Consider yourself fortunate if you’re familiar with the wine, as not many are. It’s a cool concept - Old-World meets New-World wine making and marketing. This year, the Coro label has been granted to eight wines produced by eight different Vintners. It is also the Spanish/Italian word for Chorus, a community of synchronized voices that is similar to the concept behind Coro Mendocino - winemakers coming together to set standards for a class of wines to represent their wine region.
Though typical in Europe, in the U.S. such regional restrictions are unique to Coro Mendocino.

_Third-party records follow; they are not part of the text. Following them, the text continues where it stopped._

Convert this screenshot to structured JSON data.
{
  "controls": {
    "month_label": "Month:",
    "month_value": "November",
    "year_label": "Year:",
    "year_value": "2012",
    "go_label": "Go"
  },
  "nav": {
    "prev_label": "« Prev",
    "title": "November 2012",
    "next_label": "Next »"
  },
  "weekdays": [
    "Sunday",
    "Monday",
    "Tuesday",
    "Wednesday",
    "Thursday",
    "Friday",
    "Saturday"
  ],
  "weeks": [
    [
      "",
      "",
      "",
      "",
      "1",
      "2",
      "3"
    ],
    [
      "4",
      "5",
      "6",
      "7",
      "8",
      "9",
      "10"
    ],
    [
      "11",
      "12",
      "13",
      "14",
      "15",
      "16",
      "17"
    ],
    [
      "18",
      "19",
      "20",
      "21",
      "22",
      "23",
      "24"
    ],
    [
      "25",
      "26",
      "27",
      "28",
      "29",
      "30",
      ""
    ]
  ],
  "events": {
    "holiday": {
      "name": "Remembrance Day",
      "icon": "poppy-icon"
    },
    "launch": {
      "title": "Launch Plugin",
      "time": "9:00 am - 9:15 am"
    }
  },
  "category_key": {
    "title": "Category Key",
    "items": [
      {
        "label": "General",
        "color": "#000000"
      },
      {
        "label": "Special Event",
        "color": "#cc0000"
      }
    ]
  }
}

Winemakers producing a wine under the “Coro” label must comply with the following requirements, which you’ll likely find evocative of similar requirements in Old World regions such as Rioja, Bordeaux, Champagne or Burgundy:
Coro Mendocino Requirements:
- All grapes must be from Mendocino County
- Zinfandel, the county’s heritage variety, must make up at least 40% and no more than 70% of the blend.
- Nine other types of grapes may be used (a range of Rhone and Italian Varieties)
- All wines must age for a minimum of one year in barrel and one year in bottle
- All Coro wines must be in the approved bottle, with only the Winegrower’s information to define its birthplace
- No wine can be released to the public before all the winemakers in the consortium have deemed each entry as worthy during a blind-tasting.
- More fine print essentially insists that the group’s production protocols and bylaws be followed
So June 28th marks the first public tasting of these eight different “Coro” wines. The entry price tag is steep, but before you move on to the next thing in your inbox, note that the $500 fee includes dinner for two AND a bottle of each of the eight Coro wines.
2011 Coro Mendocino Release Party
WHERE: Little River Inn — Little River, CA
WHEN: Saturday, June 28th, 2014 – 6 p.m.
WHAT: Multi-course, progressive dinner for two prepared by Chef Dym using local and seasonal ingredients
PRICE: $500 per couple – Ticket info here
WINE: Coro Mendocino 2011 vintage collection (and other wines) by
- Barra of Mendocino
- Brutocao Cellars
- Clos du Bois
- Golden Vineyards
- McFadden Vineyard
- Parducci Wine Cellars
- Fetzer Vineyards and
- Testa Vineyards
Dave ‘the Wine Merchant’